- Career Advice for Advancement #1: Understand Profit Margins for Your Business. 2,057 page views, 73 shares, 3 comments
- 22 Reasons Why Your Website Sucks. 1,807 page views, 442 shares, 7 comments
- 2014 Google Analytics Summit Keynote and Product Announcements. 1,105 page views, 79 shares, 0 comments
Theree silver linings
Here are three final observations about 2014 that may help you on your own quest:
1) I thought that I would find more time to write in 2014 once I started my own business, but the opposite happened. I found it easier to write when I was in a comfortable situation (steady employment, my own office, morning commute, etc) than when I was working from home 12 hours a day. I did not expect that.
I think it must have been the time constraints put in place by a work schedule. Understand this if you think that “some day” you will have time to blog.
You will never have time.
You need to make time.

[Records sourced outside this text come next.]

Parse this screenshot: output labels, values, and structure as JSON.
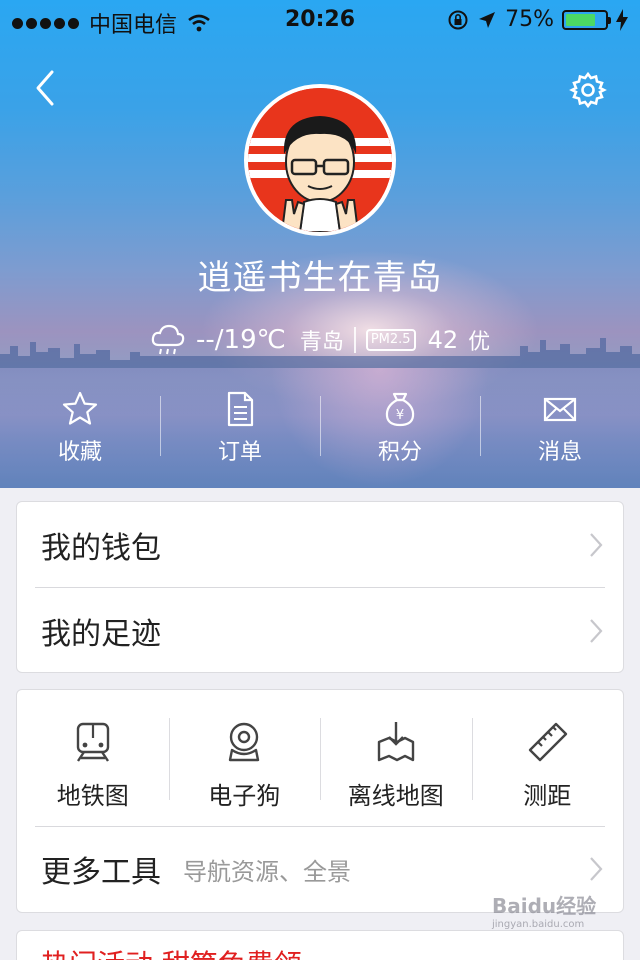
{
  "status_bar": {
    "carrier": "中国电信",
    "time": "20:26",
    "battery_percent": "75%",
    "signal_bars": 5,
    "battery_level": 0.75
  },
  "profile": {
    "username": "逍遥书生在青岛"
  },
  "weather": {
    "temperature": "--/19℃",
    "city": "青岛",
    "pm_label": "PM2.5",
    "aqi_value": "42",
    "aqi_level": "优"
  },
  "quick_actions": [
    {
      "label": "收藏",
      "icon": "star-icon"
    },
    {
      "label": "订单",
      "icon": "document-icon"
    },
    {
      "label": "积分",
      "icon": "money-bag-icon"
    },
    {
      "label": "消息",
      "icon": "envelope-icon"
    }
  ],
  "menu": {
    "wallet": "我的钱包",
    "footprints": "我的足迹"
  },
  "tools": [
    {
      "label": "地铁图",
      "icon": "subway-icon"
    },
    {
      "label": "电子狗",
      "icon": "camera-icon"
    },
    {
      "label": "离线地图",
      "icon": "offline-map-icon"
    },
    {
      "label": "测距",
      "icon": "ruler-icon"
    }
  ],
  "more_tools": {
    "label": "更多工具",
    "subtitle": "导航资源、全景"
  },
  "promo": {
    "text": "热门活动 甜筒免费领"
  },
  "watermark": {
    "text": "Baidu经验",
    "sub": "jingyan.baidu.com"
  }
}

2) You never know what content is going to work the best. My number one post, by far, was something I wrote in about 2 hours one day in 2013. It wasn’t about analytics. Or SEO. Or PPC. It was about a plugin that I use for WordPress. It drew in 48,778 pageviews. People spent a combined 128 days reading that single piece of content. I made thousands in affiliate commissions from one link in that post (with disclosure of course).
3) Seeing these items, I no longer think about a blog as a short term investment. This is a long term investment and it needs fuel to grow. I was able to get over 140,000 people to visit this blog in 2014, mostly from content I wrote in 2013. If I can pick things up in 2015, I should be able to double traffic quite easily.
Each year that you spend building your website has an effect on your future years. You can take a break for a year and notice little drop-off to your traffic. But if instead you keep on publishing at the same pace, you will start to see traffic reach all-time levels. Do this for several years in a row and you have formed a juggernaut.
It all starts with setting a schedule and holding yourself accountable.
It is time to get back to the basics. If you want to join me in committing to posting on your blog once a week, tweet, comment or fill out the form and let’s do this together.